When divided government spells legislative gridlock, the Congress still has a critical role to play: oversight.
For once, Congress has retaken its rightful place at the center of the American political world. It has been the talk of Washington recently, displacing even the President as the focus of attention. Unfortunately, it has seen a return to the spotlight not due to some revival of traditional constitutional thought, but instead because it has been an utter circus for the past few weeks.
The election of the Speaker of the House – in the modern era, usually a rote exercise which is decided well in advance of the first ballot – took 15 rounds of voting and dragged out over several days. After this unusually-long process, California Republican Representative Kevin McCarthy was finally elected to lead the lower house of Congress.
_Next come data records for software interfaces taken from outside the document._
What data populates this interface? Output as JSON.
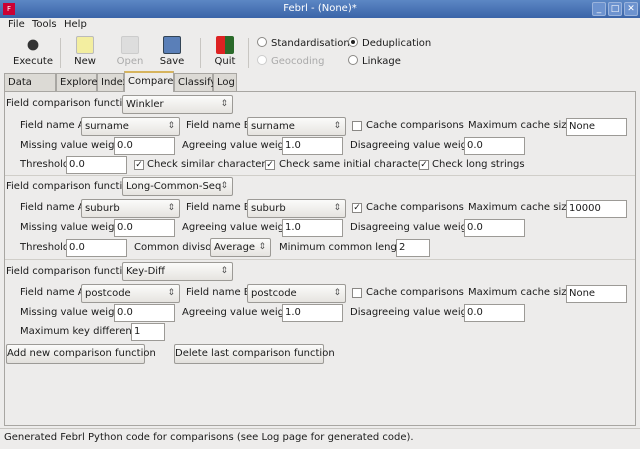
{
  "window": {
    "title": "Febrl - (None)*"
  },
  "menu": [
    "File",
    "Tools",
    "Help"
  ],
  "toolbar": {
    "execute": "Execute",
    "new": "New",
    "open": "Open",
    "save": "Save",
    "quit": "Quit"
  },
  "modes": {
    "standardisation": "Standardisation",
    "deduplication": "Deduplication",
    "geocoding": "Geocoding",
    "linkage": "Linkage",
    "selected": "Deduplication"
  },
  "tabs": [
    "Data",
    "Explore",
    "Index",
    "Compare",
    "Classify",
    "Log"
  ],
  "labels": {
    "func": "Field comparison function:",
    "fa": "Field name A:",
    "fb": "Field name B:",
    "cache": "Cache comparisons",
    "maxcache": "Maximum cache size:",
    "missing": "Missing value weight:",
    "agree": "Agreeing value weight:",
    "disagree": "Disagreeing value weight:",
    "threshold": "Threshold:",
    "similar": "Check similar characters",
    "initial": "Check same initial characters",
    "long": "Check long strings",
    "divisor": "Common divisor:",
    "minlen": "Minimum common length:",
    "maxkey": "Maximum key difference:"
  },
  "comparisons": [
    {
      "function": "Winkler",
      "field_a": "surname",
      "field_b": "surname",
      "cache": false,
      "max_cache": "None",
      "missing": "0.0",
      "agree": "1.0",
      "disagree": "0.0",
      "threshold": "0.0",
      "similar": true,
      "initial": true,
      "long": true
    },
    {
      "function": "Long-Common-Seq",
      "field_a": "suburb",
      "field_b": "suburb",
      "cache": true,
      "max_cache": "10000",
      "missing": "0.0",
      "agree": "1.0",
      "disagree": "0.0",
      "threshold": "0.0",
      "divisor": "Average",
      "minlen": "2"
    },
    {
      "function": "Key-Diff",
      "field_a": "postcode",
      "field_b": "postcode",
      "cache": false,
      "max_cache": "None",
      "missing": "0.0",
      "agree": "1.0",
      "disagree": "0.0",
      "maxkey": "1"
    }
  ],
  "buttons": {
    "add": "Add new comparison function",
    "delete": "Delete last comparison function"
  },
  "status": "Generated Febrl Python code for comparisons (see Log page for generated code)."
}
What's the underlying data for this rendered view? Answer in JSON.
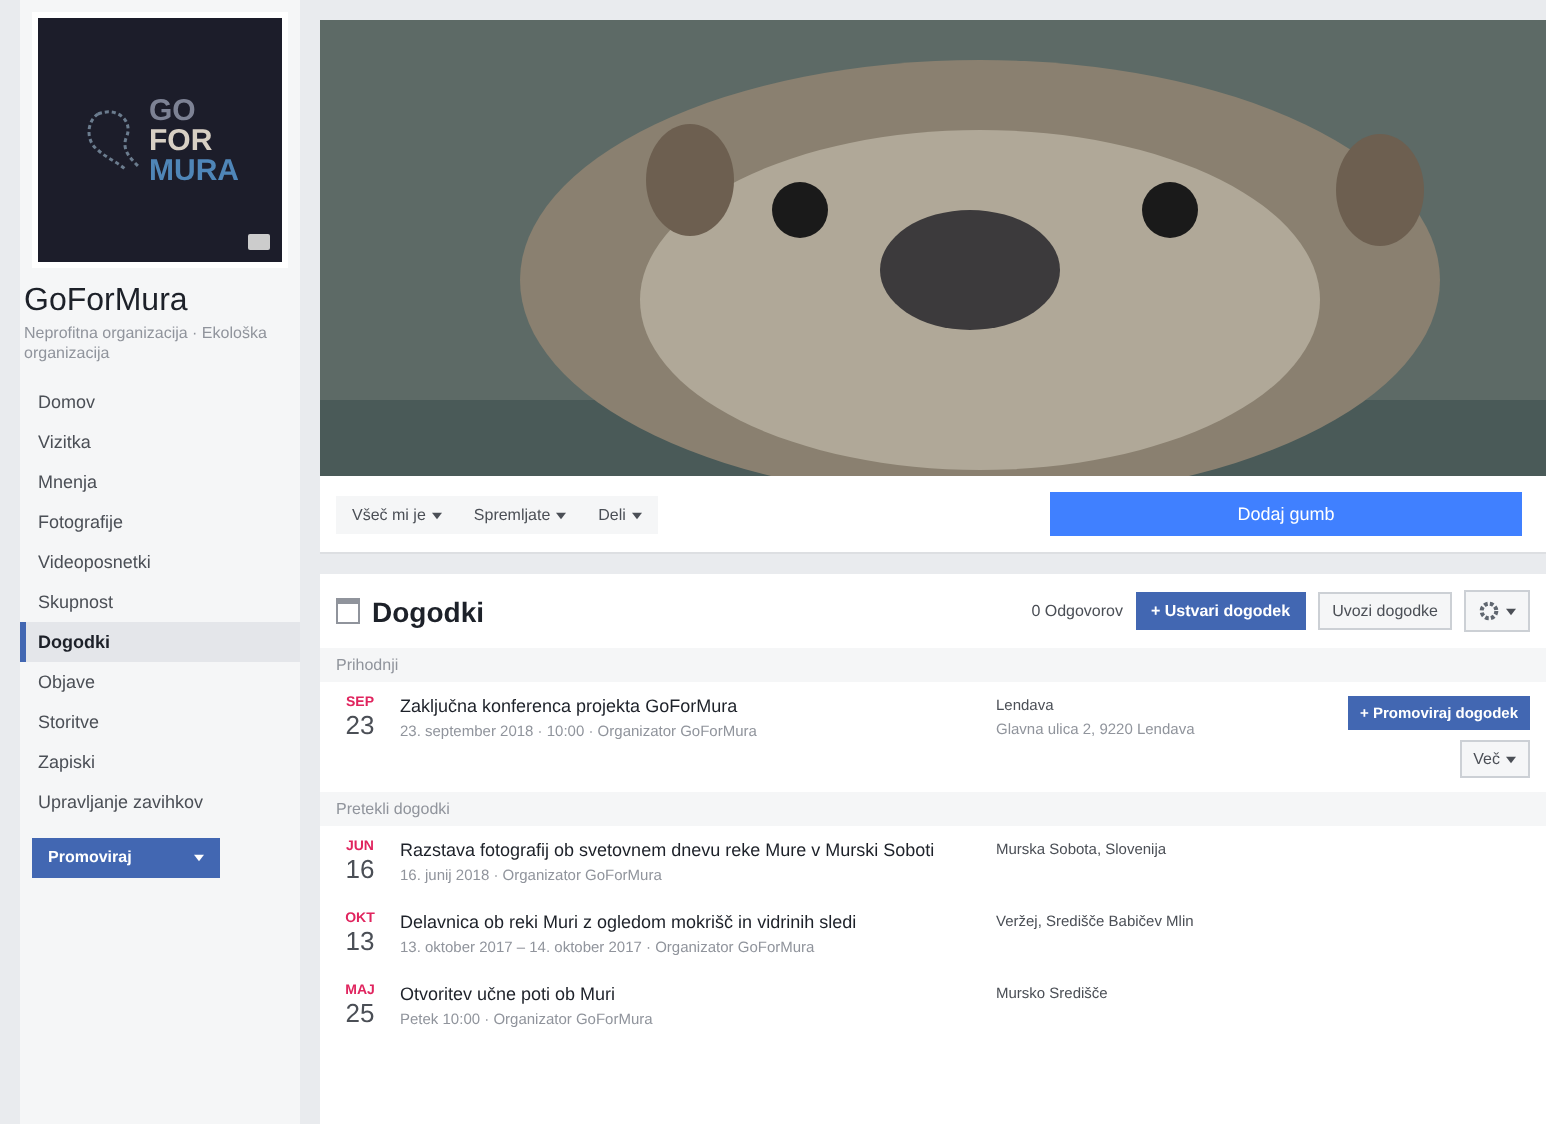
{
  "page": {
    "name": "GoForMura",
    "category": "Neprofitna organizacija · Ekološka organizacija"
  },
  "sidebar": {
    "items": [
      {
        "label": "Domov",
        "selected": false
      },
      {
        "label": "Vizitka",
        "selected": false
      },
      {
        "label": "Mnenja",
        "selected": false
      },
      {
        "label": "Fotografije",
        "selected": false
      },
      {
        "label": "Videoposnetki",
        "selected": false
      },
      {
        "label": "Skupnost",
        "selected": false
      },
      {
        "label": "Dogodki",
        "selected": true
      },
      {
        "label": "Objave",
        "selected": false
      },
      {
        "label": "Storitve",
        "selected": false
      },
      {
        "label": "Zapiski",
        "selected": false
      },
      {
        "label": "Upravljanje zavihkov",
        "selected": false
      }
    ],
    "promote": "Promoviraj"
  },
  "logo": {
    "line1": "GO",
    "line2": "FOR",
    "line3": "MURA"
  },
  "actions": [
    "Všeč mi je",
    "Spremljate",
    "Deli"
  ],
  "add_button": "Dodaj gumb",
  "events": {
    "title": "Dogodki",
    "count": "0 Odgovorov",
    "create": "+ Ustvari dogodek",
    "import": "Uvozi dogodke",
    "sections": [
      {
        "label": "Prihodnji",
        "items": [
          {
            "month": "SEP",
            "day": "23",
            "title": "Zaključna konferenca projekta GoForMura",
            "details": "23. september 2018 · 10:00 · Organizator GoForMura",
            "place": "Lendava",
            "place_detail": "Glavna ulica 2, 9220 Lendava",
            "promote": "+ Promoviraj dogodek",
            "more": "Več"
          }
        ]
      },
      {
        "label": "Pretekli dogodki",
        "items": [
          {
            "month": "JUN",
            "day": "16",
            "title": "Razstava fotografij ob svetovnem dnevu reke Mure v Murski Soboti",
            "details": "16. junij 2018 · Organizator GoForMura",
            "place": "Murska Sobota, Slovenija"
          },
          {
            "month": "OKT",
            "day": "13",
            "title": "Delavnica ob reki Muri z ogledom mokrišč in vidrinih sledi",
            "details": "13. oktober 2017 – 14. oktober 2017 · Organizator GoForMura",
            "place": "Veržej, Središče Babičev Mlin"
          },
          {
            "month": "MAJ",
            "day": "25",
            "title": "Otvoritev učne poti ob Muri",
            "details": "Petek 10:00 · Organizator GoForMura",
            "place": "Mursko Središče"
          }
        ]
      }
    ]
  }
}
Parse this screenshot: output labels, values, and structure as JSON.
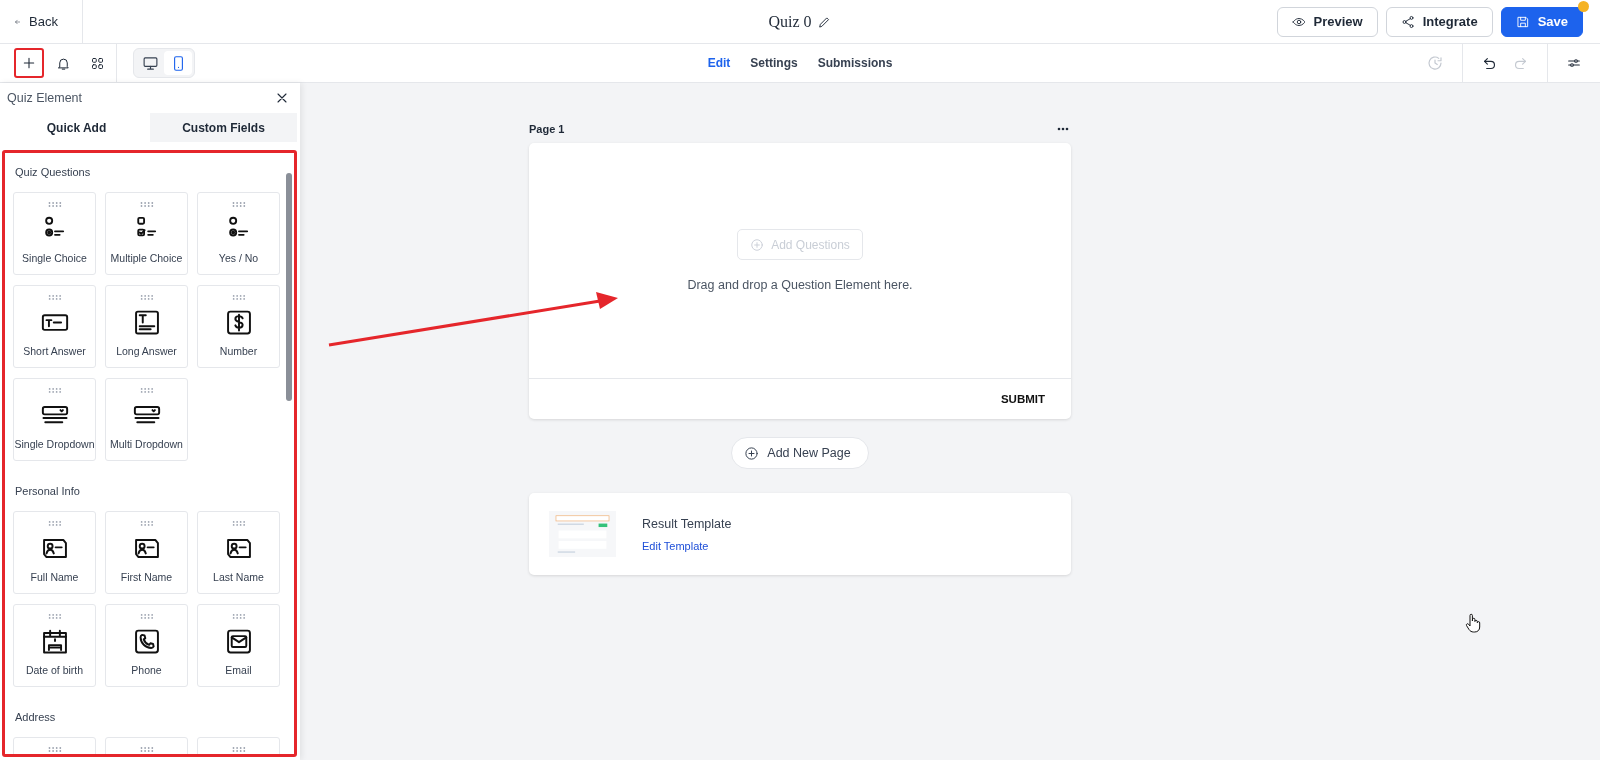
{
  "header": {
    "back": "Back",
    "title": "Quiz 0",
    "buttons": [
      {
        "label": "Preview",
        "kind": "preview",
        "notification_dot": false
      },
      {
        "label": "Integrate",
        "kind": "integrate",
        "notification_dot": false
      },
      {
        "label": "Save",
        "kind": "save",
        "notification_dot": true
      }
    ]
  },
  "toolbar": {
    "tools": [
      {
        "kind": "add",
        "highlighted": true
      },
      {
        "kind": "bell",
        "highlighted": false
      },
      {
        "kind": "grid",
        "highlighted": false
      }
    ],
    "devices": [
      {
        "kind": "desktop",
        "selected": false
      },
      {
        "kind": "mobile",
        "selected": true
      }
    ],
    "tabs": [
      {
        "label": "Edit",
        "selected": true
      },
      {
        "label": "Settings",
        "selected": false
      },
      {
        "label": "Submissions",
        "selected": false
      }
    ],
    "undo_disabled": false,
    "redo_disabled": true
  },
  "panel": {
    "title": "Quiz Element",
    "highlighted": true,
    "tabs": [
      {
        "label": "Quick Add",
        "selected": true
      },
      {
        "label": "Custom Fields",
        "selected": false
      }
    ],
    "sections": [
      {
        "title": "Quiz Questions",
        "tiles": [
          {
            "label": "Single Choice",
            "kind": "radio"
          },
          {
            "label": "Multiple Choice",
            "kind": "checkbox"
          },
          {
            "label": "Yes / No",
            "kind": "radio"
          },
          {
            "label": "Short Answer",
            "kind": "text"
          },
          {
            "label": "Long Answer",
            "kind": "textarea"
          },
          {
            "label": "Number",
            "kind": "number"
          },
          {
            "label": "Single Dropdown",
            "kind": "dropdown"
          },
          {
            "label": "Multi Dropdown",
            "kind": "dropdown"
          }
        ]
      },
      {
        "title": "Personal Info",
        "tiles": [
          {
            "label": "Full Name",
            "kind": "name"
          },
          {
            "label": "First Name",
            "kind": "name"
          },
          {
            "label": "Last Name",
            "kind": "name"
          },
          {
            "label": "Date of birth",
            "kind": "calendar"
          },
          {
            "label": "Phone",
            "kind": "phone"
          },
          {
            "label": "Email",
            "kind": "email"
          }
        ]
      },
      {
        "title": "Address",
        "tiles": [
          {
            "kind": "cut"
          },
          {
            "kind": "cut"
          },
          {
            "kind": "cut"
          }
        ]
      }
    ]
  },
  "canvas": {
    "page_label": "Page 1",
    "add_questions": {
      "label": "Add Questions",
      "disabled": true
    },
    "drop_hint": "Drag and drop a Question Element here.",
    "submit": "SUBMIT",
    "add_page": "Add New Page",
    "result": {
      "title": "Result Template",
      "link": "Edit Template"
    }
  },
  "annotation_arrow": true
}
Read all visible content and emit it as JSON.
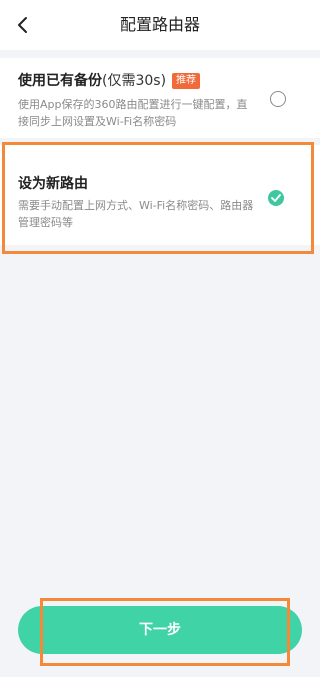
{
  "header": {
    "title": "配置路由器",
    "back_icon": "chevron-left-icon"
  },
  "options": [
    {
      "title": "使用已有备份",
      "subtitle": "(仅需30s)",
      "badge": "推荐",
      "description": "使用App保存的360路由配置进行一键配置，直接同步上网设置及Wi-Fi名称密码",
      "selected": false
    },
    {
      "title": "设为新路由",
      "description": "需要手动配置上网方式、Wi-Fi名称密码、路由器管理密码等",
      "selected": true
    }
  ],
  "footer": {
    "next_label": "下一步"
  },
  "colors": {
    "accent": "#3fd3a6",
    "badge": "#f06a3a",
    "highlight": "#f5893a"
  }
}
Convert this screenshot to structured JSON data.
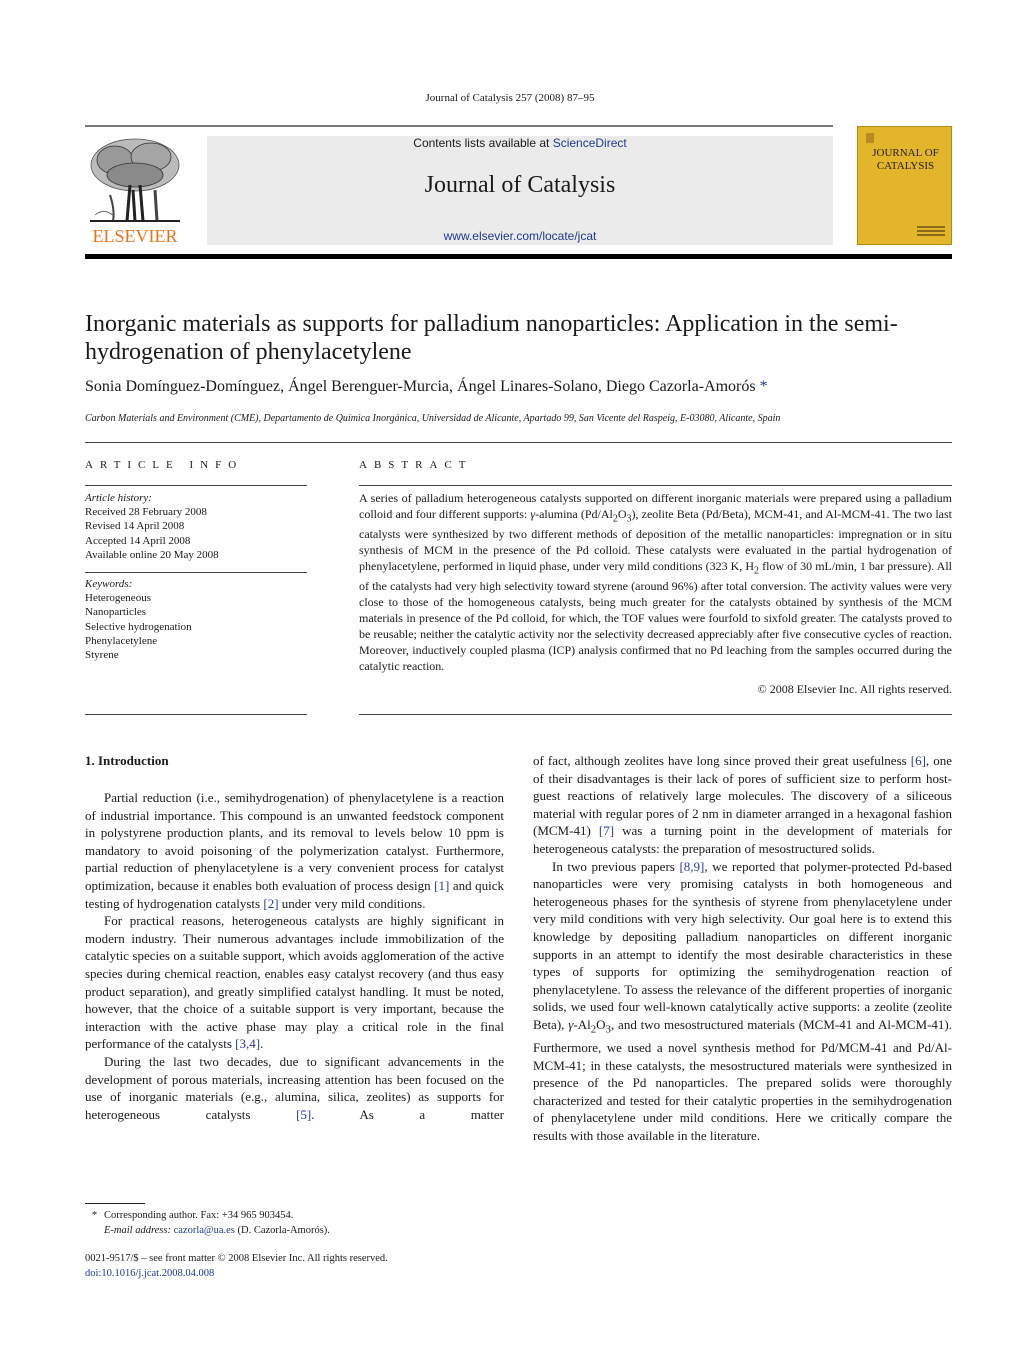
{
  "running_head": "Journal of Catalysis 257 (2008) 87–95",
  "masthead": {
    "publisher": "ELSEVIER",
    "contents_prefix": "Contents lists available at ",
    "contents_link": "ScienceDirect",
    "journal_title": "Journal of Catalysis",
    "journal_url": "www.elsevier.com/locate/jcat",
    "cover_title_line1": "JOURNAL OF",
    "cover_title_line2": "CATALYSIS",
    "colors": {
      "publisher_orange": "#e8731a",
      "cover_yellow": "#e3b52a",
      "link_blue": "#1f3a8a",
      "masthead_gray": "#ebebeb"
    }
  },
  "article": {
    "title": "Inorganic materials as supports for palladium nanoparticles: Application in the semi-hydrogenation of phenylacetylene",
    "authors": "Sonia Domínguez-Domínguez, Ángel Berenguer-Murcia, Ángel Linares-Solano, Diego Cazorla-Amorós",
    "corresponding_marker": "*",
    "affiliation": "Carbon Materials and Environment (CME), Departamento de Química Inorgánica, Universidad de Alicante, Apartado 99, San Vicente del Raspeig, E-03080, Alicante, Spain"
  },
  "article_info": {
    "heading": "ARTICLE INFO",
    "history_label": "Article history:",
    "history": [
      "Received 28 February 2008",
      "Revised 14 April 2008",
      "Accepted 14 April 2008",
      "Available online 20 May 2008"
    ],
    "keywords_label": "Keywords:",
    "keywords": [
      "Heterogeneous",
      "Nanoparticles",
      "Selective hydrogenation",
      "Phenylacetylene",
      "Styrene"
    ]
  },
  "abstract": {
    "heading": "ABSTRACT",
    "text_a": "A series of palladium heterogeneous catalysts supported on different inorganic materials were prepared using a palladium colloid and four different supports: ",
    "gamma": "γ",
    "text_b": "-alumina (Pd/Al",
    "sub2": "2",
    "text_c": "O",
    "sub3": "3",
    "text_d": "), zeolite Beta (Pd/Beta), MCM-41, and Al-MCM-41. The two last catalysts were synthesized by two different methods of deposition of the metallic nanoparticles: impregnation or in situ synthesis of MCM in the presence of the Pd colloid. These catalysts were evaluated in the partial hydrogenation of phenylacetylene, performed in liquid phase, under very mild conditions (323 K, H",
    "sub_h": "2",
    "text_e": " flow of 30 mL/min, 1 bar pressure). All of the catalysts had very high selectivity toward styrene (around 96%) after total conversion. The activity values were very close to those of the homogeneous catalysts, being much greater for the catalysts obtained by synthesis of the MCM materials in presence of the Pd colloid, for which, the TOF values were fourfold to sixfold greater. The catalysts proved to be reusable; neither the catalytic activity nor the selectivity decreased appreciably after five consecutive cycles of reaction. Moreover, inductively coupled plasma (ICP) analysis confirmed that no Pd leaching from the samples occurred during the catalytic reaction.",
    "copyright": "© 2008 Elsevier Inc. All rights reserved."
  },
  "introduction": {
    "heading": "1. Introduction",
    "p1_a": "Partial reduction (i.e., semihydrogenation) of phenylacetylene is a reaction of industrial importance. This compound is an unwanted feedstock component in polystyrene production plants, and its removal to levels below 10 ppm is mandatory to avoid poisoning of the polymerization catalyst. Furthermore, partial reduction of phenylacetylene is a very convenient process for catalyst optimization, because it enables both evaluation of process design ",
    "ref1": "[1]",
    "p1_b": " and quick testing of hydrogenation catalysts ",
    "ref2": "[2]",
    "p1_c": " under very mild conditions.",
    "p2_a": "For practical reasons, heterogeneous catalysts are highly significant in modern industry. Their numerous advantages include immobilization of the catalytic species on a suitable support, which avoids agglomeration of the active species during chemical reaction, enables easy catalyst recovery (and thus easy product separation), and greatly simplified catalyst handling. It must be noted, however, that the choice of a suitable support is very important, because the interaction with the active phase may play a critical role in the final performance of the catalysts ",
    "ref34": "[3,4]",
    "p2_b": ".",
    "p3_a": "During the last two decades, due to significant advancements in the development of porous materials, increasing attention has been focused on the use of inorganic materials (e.g., alumina, silica, zeolites) as supports for heterogeneous catalysts ",
    "ref5": "[5]",
    "p3_b": ". As a matter",
    "p3_c": "of fact, although zeolites have long since proved their great usefulness ",
    "ref6": "[6]",
    "p3_d": ", one of their disadvantages is their lack of pores of sufficient size to perform host-guest reactions of relatively large molecules. The discovery of a siliceous material with regular pores of 2 nm in diameter arranged in a hexagonal fashion (MCM-41) ",
    "ref7": "[7]",
    "p3_e": " was a turning point in the development of materials for heterogeneous catalysts: the preparation of mesostructured solids.",
    "p4_a": "In two previous papers ",
    "ref89": "[8,9]",
    "p4_b": ", we reported that polymer-protected Pd-based nanoparticles were very promising catalysts in both homogeneous and heterogeneous phases for the synthesis of styrene from phenylacetylene under very mild conditions with very high selectivity. Our goal here is to extend this knowledge by depositing palladium nanoparticles on different inorganic supports in an attempt to identify the most desirable characteristics in these types of supports for optimizing the semihydrogenation reaction of phenylacetylene. To assess the relevance of the different properties of inorganic solids, we used four well-known catalytically active supports: a zeolite (zeolite Beta), ",
    "gamma": "γ",
    "p4_c": "-Al",
    "sub2": "2",
    "p4_d": "O",
    "sub3": "3",
    "p4_e": ", and two mesostructured materials (MCM-41 and Al-MCM-41). Furthermore, we used a novel synthesis method for Pd/MCM-41 and Pd/Al-MCM-41; in these catalysts, the mesostructured materials were synthesized in presence of the Pd nanoparticles. The prepared solids were thoroughly characterized and tested for their catalytic properties in the semihydrogenation of phenylacetylene under mild conditions. Here we critically compare the results with those available in the literature."
  },
  "footnote": {
    "marker": "*",
    "corresponding": "Corresponding author. Fax: +34 965 903454.",
    "email_label": "E-mail address:",
    "email": "cazorla@ua.es",
    "email_suffix": " (D. Cazorla-Amorós)."
  },
  "front_matter": {
    "issn_line": "0021-9517/$ – see front matter  © 2008 Elsevier Inc. All rights reserved.",
    "doi": "doi:10.1016/j.jcat.2008.04.008"
  }
}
For nearly a week, the floor of the House resounded with cajoling, negotiating, persuading, conspiring, and arguing. In short, it sounded like a legislature should: fractious, cacophonous, lively. But instead of hearing those proper legislative noises during a floor debate on a serious policy topic, we heard it in relation to internal party infighting and procedural moves. Was the extended election a national security issue, as some claimed? No, but it was embarrassing that the House only got its debate on for such a parochial partisan affair.
Still, the fact that Congress sucked up so much media oxygen during the Speaker fight shows that the Article I branch has at least some political cachet remaining. Despite the divided nature of government – the Republicans tenuously hold the House, while the Democrats tenuously hold the Senate and White House – Congress still has an incredibly important non-legislative role to play: that of oversight. Will the Republican-led House of Representatives embrace that critical responsibility, or will they waste their time and political capital on fruitless investigations into Hunter Biden, social media companies, and woke corporations?Read More »